● WHAT YOU SHOULD DO: Your job is to return every line in the data holding the string "math".

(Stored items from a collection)
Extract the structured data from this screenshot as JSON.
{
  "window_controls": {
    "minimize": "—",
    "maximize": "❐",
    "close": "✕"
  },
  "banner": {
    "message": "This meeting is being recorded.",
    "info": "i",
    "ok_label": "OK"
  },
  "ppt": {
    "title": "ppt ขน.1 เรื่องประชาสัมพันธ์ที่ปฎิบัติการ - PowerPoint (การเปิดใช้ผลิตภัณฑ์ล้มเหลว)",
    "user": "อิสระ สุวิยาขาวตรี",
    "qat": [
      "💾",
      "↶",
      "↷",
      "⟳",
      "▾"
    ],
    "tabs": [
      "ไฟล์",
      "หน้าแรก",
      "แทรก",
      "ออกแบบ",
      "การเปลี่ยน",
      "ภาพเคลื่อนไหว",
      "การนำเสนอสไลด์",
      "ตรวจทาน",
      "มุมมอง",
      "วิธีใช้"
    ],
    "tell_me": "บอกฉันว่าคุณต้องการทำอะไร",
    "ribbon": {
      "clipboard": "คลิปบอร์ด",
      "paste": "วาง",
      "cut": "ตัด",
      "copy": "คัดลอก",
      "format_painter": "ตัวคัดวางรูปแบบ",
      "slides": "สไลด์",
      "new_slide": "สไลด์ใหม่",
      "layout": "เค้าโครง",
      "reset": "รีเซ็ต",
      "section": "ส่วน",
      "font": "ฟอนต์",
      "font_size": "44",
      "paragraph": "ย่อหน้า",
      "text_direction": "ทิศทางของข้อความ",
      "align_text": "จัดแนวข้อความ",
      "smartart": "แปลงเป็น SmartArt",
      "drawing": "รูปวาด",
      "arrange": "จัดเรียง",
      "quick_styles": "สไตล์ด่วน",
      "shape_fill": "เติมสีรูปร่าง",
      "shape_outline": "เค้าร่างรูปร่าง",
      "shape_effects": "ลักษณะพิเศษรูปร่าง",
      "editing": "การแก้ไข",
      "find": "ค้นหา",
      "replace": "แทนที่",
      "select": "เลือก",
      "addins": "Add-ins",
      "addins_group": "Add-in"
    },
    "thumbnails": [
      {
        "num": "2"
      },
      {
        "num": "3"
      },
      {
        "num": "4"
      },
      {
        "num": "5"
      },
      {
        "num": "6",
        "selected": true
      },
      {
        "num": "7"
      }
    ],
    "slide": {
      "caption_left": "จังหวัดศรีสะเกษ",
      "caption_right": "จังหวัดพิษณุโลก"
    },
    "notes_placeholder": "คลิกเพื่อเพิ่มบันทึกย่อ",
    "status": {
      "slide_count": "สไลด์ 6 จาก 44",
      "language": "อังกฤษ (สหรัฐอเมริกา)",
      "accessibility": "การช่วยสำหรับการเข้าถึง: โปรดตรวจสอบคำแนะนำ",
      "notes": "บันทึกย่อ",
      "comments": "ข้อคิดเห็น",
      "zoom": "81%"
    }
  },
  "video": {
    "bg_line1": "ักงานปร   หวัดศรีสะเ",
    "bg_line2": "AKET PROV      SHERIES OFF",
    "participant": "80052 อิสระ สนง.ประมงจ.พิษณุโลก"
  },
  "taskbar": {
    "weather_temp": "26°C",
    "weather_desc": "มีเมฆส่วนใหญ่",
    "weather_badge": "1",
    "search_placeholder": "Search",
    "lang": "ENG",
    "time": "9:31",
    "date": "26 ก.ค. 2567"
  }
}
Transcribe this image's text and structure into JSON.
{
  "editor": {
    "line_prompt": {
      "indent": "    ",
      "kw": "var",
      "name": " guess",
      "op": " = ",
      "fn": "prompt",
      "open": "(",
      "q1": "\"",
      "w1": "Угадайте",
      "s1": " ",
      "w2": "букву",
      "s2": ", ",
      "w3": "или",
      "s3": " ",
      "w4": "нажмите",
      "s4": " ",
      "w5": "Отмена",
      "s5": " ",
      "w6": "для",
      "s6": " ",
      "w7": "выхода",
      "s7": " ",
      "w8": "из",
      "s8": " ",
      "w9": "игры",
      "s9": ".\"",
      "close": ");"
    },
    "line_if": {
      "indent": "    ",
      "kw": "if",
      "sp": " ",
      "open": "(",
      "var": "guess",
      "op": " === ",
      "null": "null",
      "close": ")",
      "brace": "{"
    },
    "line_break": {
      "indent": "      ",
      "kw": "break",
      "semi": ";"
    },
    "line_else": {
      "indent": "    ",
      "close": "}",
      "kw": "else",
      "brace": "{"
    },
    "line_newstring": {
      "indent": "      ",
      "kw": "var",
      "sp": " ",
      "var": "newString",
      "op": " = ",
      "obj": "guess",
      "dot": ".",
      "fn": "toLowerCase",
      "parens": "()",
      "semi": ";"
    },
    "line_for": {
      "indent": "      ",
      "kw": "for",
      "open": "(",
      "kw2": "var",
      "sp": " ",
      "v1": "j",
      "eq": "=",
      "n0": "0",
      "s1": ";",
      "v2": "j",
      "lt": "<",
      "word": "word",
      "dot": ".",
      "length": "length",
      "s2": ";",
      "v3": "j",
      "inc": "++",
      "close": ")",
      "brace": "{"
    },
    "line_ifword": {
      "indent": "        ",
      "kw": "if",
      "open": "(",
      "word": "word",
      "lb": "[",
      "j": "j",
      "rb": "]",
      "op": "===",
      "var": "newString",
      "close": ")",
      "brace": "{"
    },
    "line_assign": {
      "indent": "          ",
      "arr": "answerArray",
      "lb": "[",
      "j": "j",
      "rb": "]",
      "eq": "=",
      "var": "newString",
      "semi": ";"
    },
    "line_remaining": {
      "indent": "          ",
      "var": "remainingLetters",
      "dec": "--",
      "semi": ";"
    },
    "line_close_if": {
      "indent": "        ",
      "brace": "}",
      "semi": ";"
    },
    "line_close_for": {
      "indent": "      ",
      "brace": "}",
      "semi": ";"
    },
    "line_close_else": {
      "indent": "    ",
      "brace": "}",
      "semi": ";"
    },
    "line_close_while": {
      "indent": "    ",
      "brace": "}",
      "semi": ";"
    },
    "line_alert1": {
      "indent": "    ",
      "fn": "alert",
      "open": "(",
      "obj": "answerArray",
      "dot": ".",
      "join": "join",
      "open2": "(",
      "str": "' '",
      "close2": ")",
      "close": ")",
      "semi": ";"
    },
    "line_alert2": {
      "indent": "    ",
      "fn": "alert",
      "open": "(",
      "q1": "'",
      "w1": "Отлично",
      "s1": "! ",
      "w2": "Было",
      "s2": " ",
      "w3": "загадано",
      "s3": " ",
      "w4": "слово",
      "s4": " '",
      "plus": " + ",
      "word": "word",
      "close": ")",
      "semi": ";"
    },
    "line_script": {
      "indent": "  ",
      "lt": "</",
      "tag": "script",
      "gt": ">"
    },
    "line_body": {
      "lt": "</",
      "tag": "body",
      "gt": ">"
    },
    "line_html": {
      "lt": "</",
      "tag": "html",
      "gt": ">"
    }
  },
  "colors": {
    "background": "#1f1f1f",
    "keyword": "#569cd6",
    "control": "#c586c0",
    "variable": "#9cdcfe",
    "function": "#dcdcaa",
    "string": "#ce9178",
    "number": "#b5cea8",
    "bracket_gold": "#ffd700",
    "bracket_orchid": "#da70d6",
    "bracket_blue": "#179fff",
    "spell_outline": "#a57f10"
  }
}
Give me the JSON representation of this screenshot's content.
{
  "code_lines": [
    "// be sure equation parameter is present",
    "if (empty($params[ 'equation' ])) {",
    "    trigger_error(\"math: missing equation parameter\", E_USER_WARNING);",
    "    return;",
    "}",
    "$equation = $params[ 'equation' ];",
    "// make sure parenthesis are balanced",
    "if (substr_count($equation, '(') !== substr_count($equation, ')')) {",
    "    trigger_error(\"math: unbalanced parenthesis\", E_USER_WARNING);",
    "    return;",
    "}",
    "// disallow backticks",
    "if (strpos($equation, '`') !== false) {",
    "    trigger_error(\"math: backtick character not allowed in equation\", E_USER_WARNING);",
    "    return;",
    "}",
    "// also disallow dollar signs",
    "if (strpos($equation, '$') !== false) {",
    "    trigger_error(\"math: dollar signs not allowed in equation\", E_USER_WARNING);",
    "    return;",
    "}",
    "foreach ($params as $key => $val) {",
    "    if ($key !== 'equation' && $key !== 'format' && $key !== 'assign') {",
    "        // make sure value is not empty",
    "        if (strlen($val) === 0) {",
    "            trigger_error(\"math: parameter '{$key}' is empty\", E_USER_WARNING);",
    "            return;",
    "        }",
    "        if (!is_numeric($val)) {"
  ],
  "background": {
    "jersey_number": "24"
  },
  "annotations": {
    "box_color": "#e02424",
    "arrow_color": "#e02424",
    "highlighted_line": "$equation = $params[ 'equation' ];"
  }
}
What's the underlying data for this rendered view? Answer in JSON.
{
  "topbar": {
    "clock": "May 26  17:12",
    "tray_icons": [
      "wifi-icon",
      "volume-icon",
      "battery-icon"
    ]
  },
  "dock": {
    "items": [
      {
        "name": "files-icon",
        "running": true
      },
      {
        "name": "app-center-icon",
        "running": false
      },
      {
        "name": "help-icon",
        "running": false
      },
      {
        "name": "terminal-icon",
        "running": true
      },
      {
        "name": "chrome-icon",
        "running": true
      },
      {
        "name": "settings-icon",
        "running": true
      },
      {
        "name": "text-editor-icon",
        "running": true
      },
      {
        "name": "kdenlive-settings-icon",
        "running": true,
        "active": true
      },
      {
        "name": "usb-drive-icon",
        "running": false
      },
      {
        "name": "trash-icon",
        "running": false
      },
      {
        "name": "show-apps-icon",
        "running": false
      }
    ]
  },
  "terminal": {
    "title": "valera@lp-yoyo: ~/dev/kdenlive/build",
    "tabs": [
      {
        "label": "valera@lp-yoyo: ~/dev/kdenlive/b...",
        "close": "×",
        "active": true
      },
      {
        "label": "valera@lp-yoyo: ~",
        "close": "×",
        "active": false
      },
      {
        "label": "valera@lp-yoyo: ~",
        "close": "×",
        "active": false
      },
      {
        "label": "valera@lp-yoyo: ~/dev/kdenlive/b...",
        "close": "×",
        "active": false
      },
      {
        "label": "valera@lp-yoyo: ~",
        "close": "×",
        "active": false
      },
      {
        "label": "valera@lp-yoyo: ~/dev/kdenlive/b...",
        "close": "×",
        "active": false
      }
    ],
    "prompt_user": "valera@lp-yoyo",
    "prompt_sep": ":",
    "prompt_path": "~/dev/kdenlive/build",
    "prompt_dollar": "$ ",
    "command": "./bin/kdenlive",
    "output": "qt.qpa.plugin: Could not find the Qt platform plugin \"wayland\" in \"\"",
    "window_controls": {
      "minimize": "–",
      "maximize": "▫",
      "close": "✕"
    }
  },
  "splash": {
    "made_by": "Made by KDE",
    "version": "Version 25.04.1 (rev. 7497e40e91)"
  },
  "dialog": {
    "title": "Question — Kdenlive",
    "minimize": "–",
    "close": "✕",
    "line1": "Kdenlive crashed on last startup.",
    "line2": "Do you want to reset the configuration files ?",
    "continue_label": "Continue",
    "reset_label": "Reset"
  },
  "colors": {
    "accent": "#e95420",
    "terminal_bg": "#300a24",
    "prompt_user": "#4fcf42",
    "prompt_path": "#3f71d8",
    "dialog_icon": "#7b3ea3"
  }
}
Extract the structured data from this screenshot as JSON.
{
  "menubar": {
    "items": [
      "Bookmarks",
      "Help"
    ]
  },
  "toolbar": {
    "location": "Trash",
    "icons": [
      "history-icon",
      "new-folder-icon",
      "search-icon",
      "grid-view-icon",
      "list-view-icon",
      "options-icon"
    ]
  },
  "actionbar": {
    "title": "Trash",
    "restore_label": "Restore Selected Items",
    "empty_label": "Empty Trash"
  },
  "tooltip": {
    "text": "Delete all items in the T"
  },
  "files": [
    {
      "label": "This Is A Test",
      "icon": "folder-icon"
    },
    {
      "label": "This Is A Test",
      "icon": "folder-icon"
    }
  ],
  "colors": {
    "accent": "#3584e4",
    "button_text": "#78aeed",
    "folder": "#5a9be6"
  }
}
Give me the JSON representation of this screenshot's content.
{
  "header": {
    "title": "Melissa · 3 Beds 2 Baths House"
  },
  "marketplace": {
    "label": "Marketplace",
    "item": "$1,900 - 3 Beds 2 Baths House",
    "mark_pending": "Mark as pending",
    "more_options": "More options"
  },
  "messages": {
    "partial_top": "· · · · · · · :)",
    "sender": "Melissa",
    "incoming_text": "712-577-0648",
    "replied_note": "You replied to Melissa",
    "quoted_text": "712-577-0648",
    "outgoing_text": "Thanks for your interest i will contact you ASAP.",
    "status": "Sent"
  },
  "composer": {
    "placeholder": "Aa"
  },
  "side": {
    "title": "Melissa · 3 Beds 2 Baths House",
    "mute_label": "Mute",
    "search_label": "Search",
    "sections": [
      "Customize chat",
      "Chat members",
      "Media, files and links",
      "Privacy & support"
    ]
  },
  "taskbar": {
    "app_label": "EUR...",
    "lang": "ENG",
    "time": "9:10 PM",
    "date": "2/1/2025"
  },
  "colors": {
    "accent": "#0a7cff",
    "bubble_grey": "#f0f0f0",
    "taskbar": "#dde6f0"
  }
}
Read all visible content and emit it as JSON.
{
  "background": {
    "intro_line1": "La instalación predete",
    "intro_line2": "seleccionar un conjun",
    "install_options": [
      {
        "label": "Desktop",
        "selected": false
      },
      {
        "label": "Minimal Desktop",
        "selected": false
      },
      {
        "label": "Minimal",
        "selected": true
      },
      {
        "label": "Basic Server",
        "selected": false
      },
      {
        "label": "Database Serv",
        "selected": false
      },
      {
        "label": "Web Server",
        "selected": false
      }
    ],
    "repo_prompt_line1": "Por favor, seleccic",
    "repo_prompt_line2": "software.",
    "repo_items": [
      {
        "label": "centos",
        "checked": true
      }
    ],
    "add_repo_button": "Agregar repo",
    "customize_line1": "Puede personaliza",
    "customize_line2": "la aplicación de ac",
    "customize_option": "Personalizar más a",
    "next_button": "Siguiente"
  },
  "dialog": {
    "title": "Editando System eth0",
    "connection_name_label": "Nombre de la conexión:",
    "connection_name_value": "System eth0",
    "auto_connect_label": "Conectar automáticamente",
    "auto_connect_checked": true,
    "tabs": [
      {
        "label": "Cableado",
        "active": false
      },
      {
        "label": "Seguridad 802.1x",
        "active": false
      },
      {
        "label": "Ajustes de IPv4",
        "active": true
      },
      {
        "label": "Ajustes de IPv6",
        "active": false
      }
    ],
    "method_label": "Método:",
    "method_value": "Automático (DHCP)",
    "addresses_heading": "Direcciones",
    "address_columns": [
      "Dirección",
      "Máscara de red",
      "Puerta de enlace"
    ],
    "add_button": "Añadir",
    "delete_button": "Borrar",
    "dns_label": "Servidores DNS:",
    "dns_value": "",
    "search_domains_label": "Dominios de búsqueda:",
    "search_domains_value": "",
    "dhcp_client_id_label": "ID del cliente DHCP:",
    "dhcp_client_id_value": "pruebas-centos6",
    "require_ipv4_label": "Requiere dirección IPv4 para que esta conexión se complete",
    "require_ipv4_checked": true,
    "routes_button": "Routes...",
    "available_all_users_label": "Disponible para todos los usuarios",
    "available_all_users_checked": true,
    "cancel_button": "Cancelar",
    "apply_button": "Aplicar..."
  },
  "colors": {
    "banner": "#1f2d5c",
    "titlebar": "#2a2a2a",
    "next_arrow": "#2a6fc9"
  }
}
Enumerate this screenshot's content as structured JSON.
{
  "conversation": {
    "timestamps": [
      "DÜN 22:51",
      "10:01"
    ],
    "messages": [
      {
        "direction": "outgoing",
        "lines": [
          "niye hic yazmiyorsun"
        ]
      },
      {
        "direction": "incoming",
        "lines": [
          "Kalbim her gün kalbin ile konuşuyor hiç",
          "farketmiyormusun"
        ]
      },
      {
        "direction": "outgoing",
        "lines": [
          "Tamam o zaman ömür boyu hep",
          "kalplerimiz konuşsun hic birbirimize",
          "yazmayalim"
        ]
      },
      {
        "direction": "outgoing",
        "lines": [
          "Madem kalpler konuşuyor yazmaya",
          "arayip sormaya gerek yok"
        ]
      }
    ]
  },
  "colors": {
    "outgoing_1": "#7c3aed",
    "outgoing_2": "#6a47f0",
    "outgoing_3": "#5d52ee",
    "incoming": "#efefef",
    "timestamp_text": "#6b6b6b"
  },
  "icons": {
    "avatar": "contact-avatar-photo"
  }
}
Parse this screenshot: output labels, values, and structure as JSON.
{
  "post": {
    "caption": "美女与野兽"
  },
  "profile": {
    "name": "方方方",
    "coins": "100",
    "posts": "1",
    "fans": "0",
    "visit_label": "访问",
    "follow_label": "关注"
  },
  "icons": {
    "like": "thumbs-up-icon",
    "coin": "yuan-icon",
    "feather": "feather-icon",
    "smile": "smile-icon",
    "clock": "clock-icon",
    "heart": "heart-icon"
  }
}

● OUTPUT FOR THIS TASK:
    "    trigger_error(\"math: missing equation parameter\", E_USER_WARNING);",
    "    trigger_error(\"math: unbalanced parenthesis\", E_USER_WARNING);",
    "    trigger_error(\"math: backtick character not allowed in equation\", E_USER_WARNING);",
    "    trigger_error(\"math: dollar signs not allowed in equation\", E_USER_WARNING);",
    "            trigger_error(\"math: parameter '{$key}' is empty\", E_USER_WARNING);",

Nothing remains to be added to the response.